We were introduced to the other volunteers and given a mini tour of what old volunteers had explained t us was called the “casa de gringos” by the locals.
Ours first day on the job was challenging. Along with 3 other volunteers, I started shoveling dirt and digging trenches in order to make the foundation of Joan’s house, the young man whos house we were building. Joan worded with us eveyday and was always the first was on site and smiling everytime he saw us arrive.
We had spent almost 6 hours that first day in the burning sun and at the end of it we walked home with burns on our backs and shoulders, dirt on our legs and arms, and blisters on our hands. After having showered and relaxed for a couple hours, we sat down for dinner with the rest of the volunteers and ate delicious food which Dona Isabel had prepared. We spoke about our day and share many laughs. For the rest of the week, we just kept digging. It was hard work and I remember looking at Joan and his friend wordering how they do this every day. Every musche in my body was aching! Yet they never stopped or even slowed down. Sometimes we would catch them laughing when they saw us mess up but theirs faces (especially Joans) always glowed with gratitude.
That weekend, the group took a trip to Quepos were we enjoyed the beautiful beach and massive waves which gave me a new respect of the strengtl of the ocean! The boat trip, snorkeling, animal watching and dinners allowed for amazing memories.

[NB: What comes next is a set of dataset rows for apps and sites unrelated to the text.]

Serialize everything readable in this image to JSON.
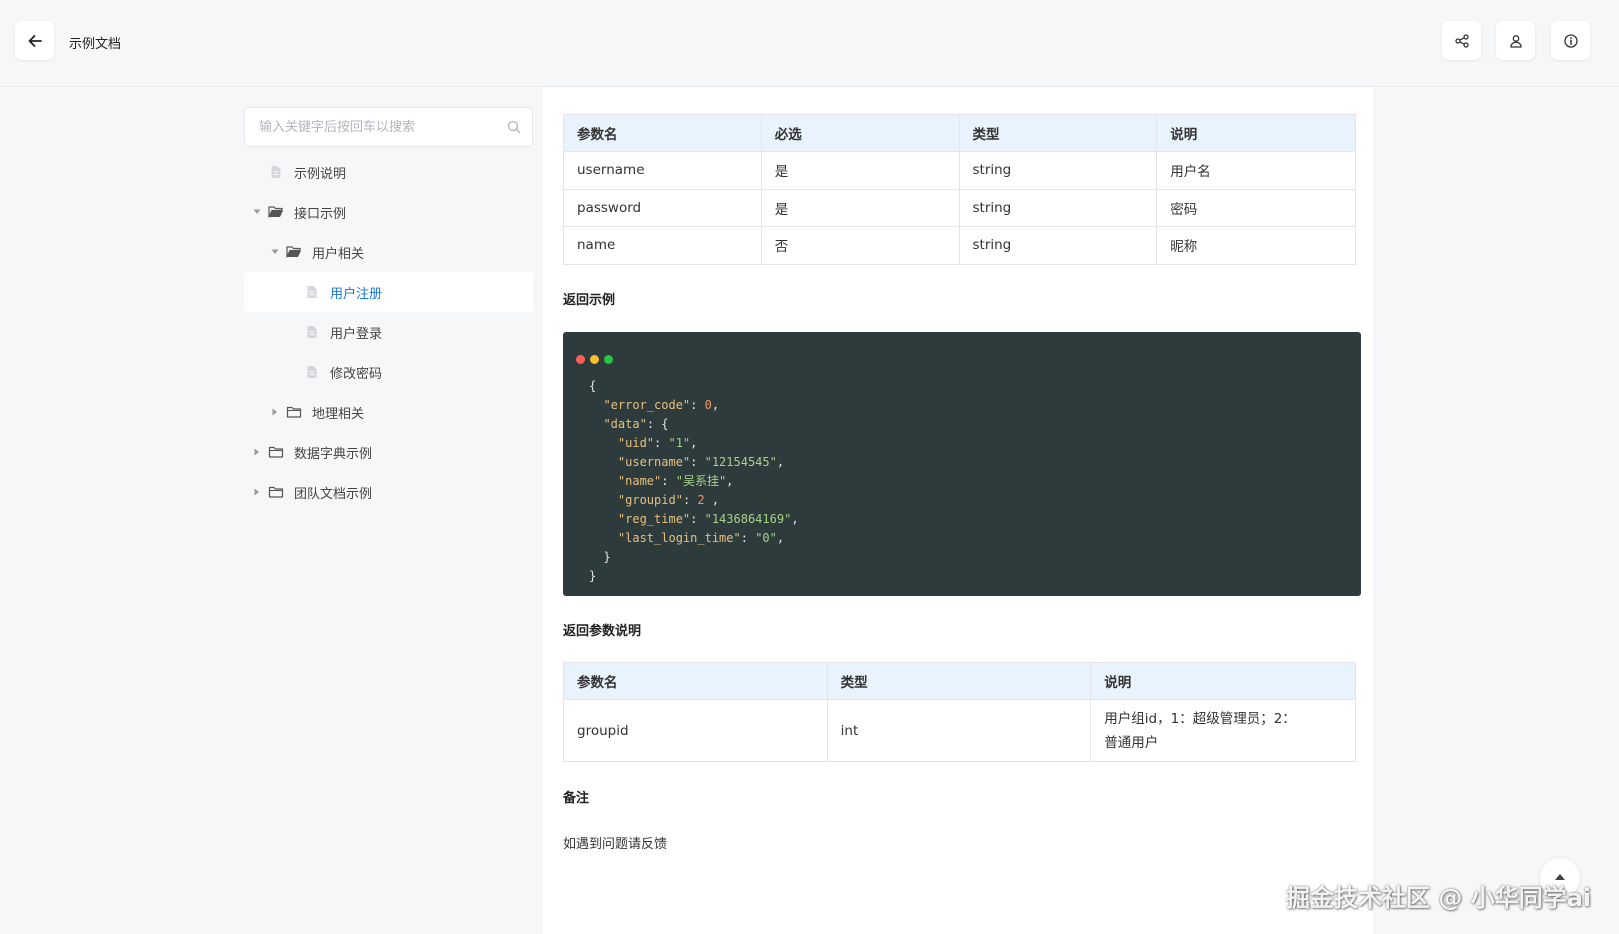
{
  "header": {
    "title": "示例文档"
  },
  "icons": {
    "back": "arrow-left-icon",
    "share": "share-icon",
    "user": "user-icon",
    "info": "info-icon",
    "search": "search-icon",
    "file": "file-icon",
    "folder_open": "folder-open-icon",
    "folder": "folder-icon",
    "caret_down": "caret-down-icon",
    "caret_right": "caret-right-icon",
    "to_top": "arrow-up-icon"
  },
  "sidebar": {
    "search_placeholder": "输入关键字后按回车以搜索",
    "items": [
      {
        "label": "示例说明",
        "level": 0,
        "type": "file"
      },
      {
        "label": "接口示例",
        "level": 0,
        "type": "folder",
        "expanded": true
      },
      {
        "label": "用户相关",
        "level": 1,
        "type": "folder",
        "expanded": true
      },
      {
        "label": "用户注册",
        "level": 2,
        "type": "file",
        "active": true
      },
      {
        "label": "用户登录",
        "level": 2,
        "type": "file"
      },
      {
        "label": "修改密码",
        "level": 2,
        "type": "file"
      },
      {
        "label": "地理相关",
        "level": 1,
        "type": "folder",
        "expanded": false
      },
      {
        "label": "数据字典示例",
        "level": 0,
        "type": "folder",
        "expanded": false
      },
      {
        "label": "团队文档示例",
        "level": 0,
        "type": "folder",
        "expanded": false
      }
    ]
  },
  "params_table": {
    "headers": [
      "参数名",
      "必选",
      "类型",
      "说明"
    ],
    "rows": [
      [
        "username",
        "是",
        "string",
        "用户名"
      ],
      [
        "password",
        "是",
        "string",
        "密码"
      ],
      [
        "name",
        "否",
        "string",
        "昵称"
      ]
    ]
  },
  "return_example": {
    "title": "返回示例",
    "lines": [
      "{",
      "  \"error_code\": 0,",
      "  \"data\": {",
      "    \"uid\": \"1\",",
      "    \"username\": \"12154545\",",
      "    \"name\": \"吴系挂\",",
      "    \"groupid\": 2 ,",
      "    \"reg_time\": \"1436864169\",",
      "    \"last_login_time\": \"0\",",
      "  }",
      "}"
    ]
  },
  "return_params": {
    "title": "返回参数说明",
    "headers": [
      "参数名",
      "类型",
      "说明"
    ],
    "rows": [
      [
        "groupid",
        "int",
        "用户组id，1：超级管理员；2：普通用户"
      ]
    ]
  },
  "remark": {
    "title": "备注",
    "text": "如遇到问题请反馈"
  },
  "watermark": "掘金技术社区 @ 小华同学ai",
  "colors": {
    "accent": "#1a78d6",
    "code_bg": "#2d3b3c",
    "table_header_bg": "#e9f3fd",
    "dot_red": "#ff5f57",
    "dot_yellow": "#febc2e",
    "dot_green": "#28c840"
  }
}
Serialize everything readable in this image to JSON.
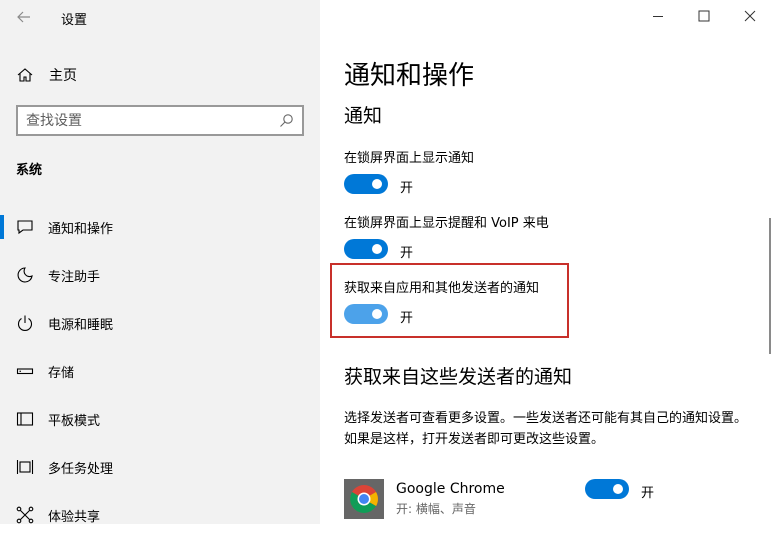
{
  "window": {
    "title": "设置",
    "controls": [
      "minimize-icon",
      "maximize-icon",
      "close-icon"
    ]
  },
  "sidebar": {
    "home_label": "主页",
    "search_placeholder": "查找设置",
    "section_label": "系统",
    "items": [
      {
        "label": "通知和操作",
        "icon": "message-icon",
        "selected": true
      },
      {
        "label": "专注助手",
        "icon": "moon-icon",
        "selected": false
      },
      {
        "label": "电源和睡眠",
        "icon": "power-icon",
        "selected": false
      },
      {
        "label": "存储",
        "icon": "storage-icon",
        "selected": false
      },
      {
        "label": "平板模式",
        "icon": "tablet-icon",
        "selected": false
      },
      {
        "label": "多任务处理",
        "icon": "multitask-icon",
        "selected": false
      },
      {
        "label": "体验共享",
        "icon": "share-icon",
        "selected": false
      }
    ]
  },
  "main": {
    "page_title": "通知和操作",
    "notifications_heading": "通知",
    "settings": [
      {
        "label": "在锁屏界面上显示通知",
        "state": "开",
        "on": true
      },
      {
        "label": "在锁屏界面上显示提醒和 VoIP 来电",
        "state": "开",
        "on": true
      },
      {
        "label": "获取来自应用和其他发送者的通知",
        "state": "开",
        "on": true,
        "highlighted": true
      }
    ],
    "senders_heading": "获取来自这些发送者的通知",
    "senders_description": "选择发送者可查看更多设置。一些发送者还可能有其自己的通知设置。如果是这样，打开发送者即可更改这些设置。",
    "senders": [
      {
        "name": "Google Chrome",
        "detail": "开: 横幅、声音",
        "state": "开",
        "on": true,
        "icon": "chrome-icon"
      }
    ]
  },
  "colors": {
    "accent": "#0078d7",
    "accent_light": "#4ca2ea",
    "highlight_border": "#c8302a",
    "sidebar_bg": "#f2f2f2"
  }
}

Back at work the next week we kept shovelilng, tranferring dirt and mixing cement. Finaly on ours last day we started laying bricks. When it came time to say ojur goodbyes, I knew how happy Joan was that he had us helping him build his house. He bugged us that day, that we were abandoning him and asked us to stay longer. I felt that I had done gook work knowing I had helped even just one person. Joan had never judged us or looked ata us in a weird way, even considering that female construction workers are non existant in Costa Rica. To him, I felt licke he saw the four of us as a gift to him. But to me, being able to take part in the building of his home usas a very powerful experience. His house, which he was going to live in with his mom, was the size of my kitchen and living room. It was only a fraction of the size of houses found in Canada, yet what we built with our hands was worth so much more than any mansion back home. As I waved goodbye one last time, he was smilling just like that first day. I wished I could of given him more because he had given me so much by allowing me to see theings in a way I had never experienced before. Even though we didn’t speak the same language and didn’t have the same culture, I felt a bond with him stronger than some thata I have with people back home. Along with the 3 other volunteers, we had built something more than just a home.